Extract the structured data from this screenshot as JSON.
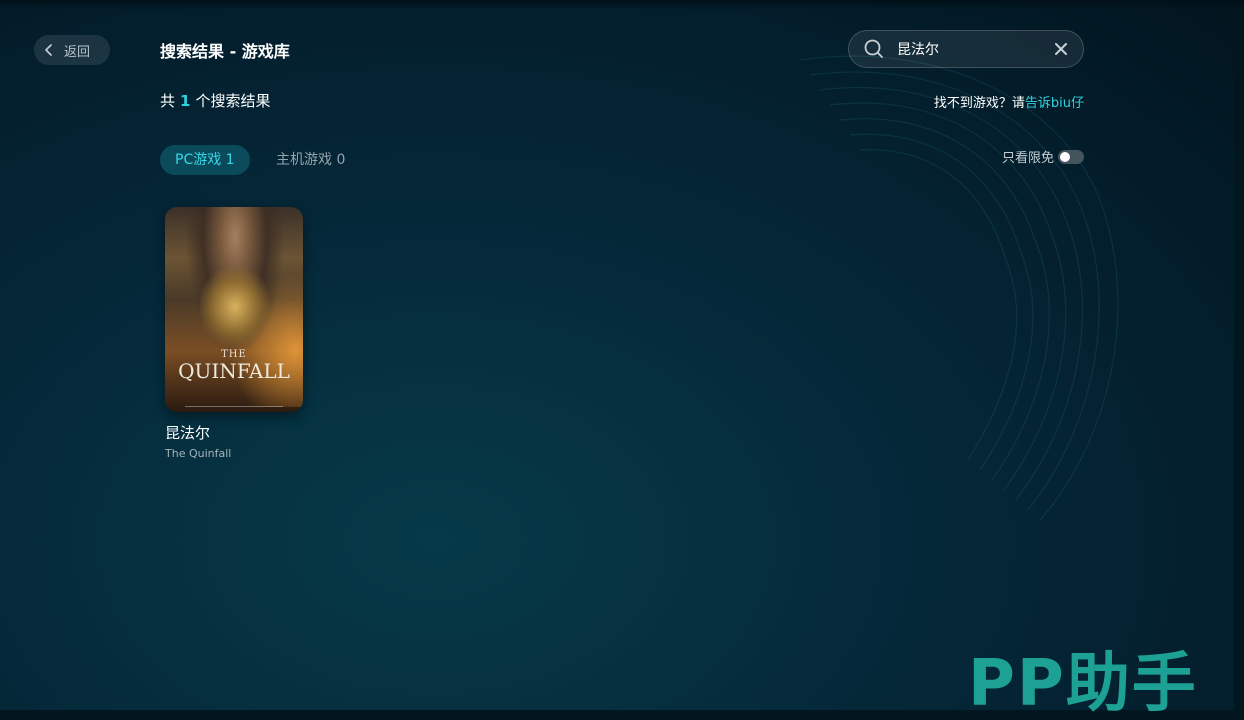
{
  "header": {
    "back_label": "返回",
    "title": "搜索结果 - 游戏库"
  },
  "search": {
    "value": "昆法尔"
  },
  "results": {
    "prefix": "共",
    "count": "1",
    "suffix": "个搜索结果"
  },
  "feedback": {
    "text": "找不到游戏？请",
    "link": "告诉biu仔"
  },
  "tabs": [
    {
      "label": "PC游戏 1",
      "active": true
    },
    {
      "label": "主机游戏 0",
      "active": false
    }
  ],
  "filter": {
    "label": "只看限免",
    "enabled": false
  },
  "games": [
    {
      "title": "昆法尔",
      "subtitle": "The Quinfall",
      "cover_small": "THE",
      "cover_name": "QUINFALL"
    }
  ],
  "watermark": "PP助手",
  "colors": {
    "accent": "#2fd3e0",
    "watermark": "#1fa89a"
  }
}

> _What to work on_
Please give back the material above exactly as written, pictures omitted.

> _Written reply_
Extract the structured data from this screenshot as JSON.
{
  "header": {
    "back_label": "返回",
    "title": "搜索结果 - 游戏库"
  },
  "search": {
    "value": "昆法尔"
  },
  "results": {
    "prefix": "共",
    "count": "1",
    "suffix": "个搜索结果"
  },
  "feedback": {
    "text": "找不到游戏？请",
    "link": "告诉biu仔"
  },
  "tabs": [
    {
      "label": "PC游戏 1",
      "active": true
    },
    {
      "label": "主机游戏 0",
      "active": false
    }
  ],
  "filter": {
    "label": "只看限免",
    "enabled": false
  },
  "games": [
    {
      "title": "昆法尔",
      "subtitle": "The Quinfall",
      "cover_small": "THE",
      "cover_name": "QUINFALL"
    }
  ],
  "watermark": "PP助手",
  "colors": {
    "accent": "#2fd3e0",
    "watermark": "#1fa89a"
  }
}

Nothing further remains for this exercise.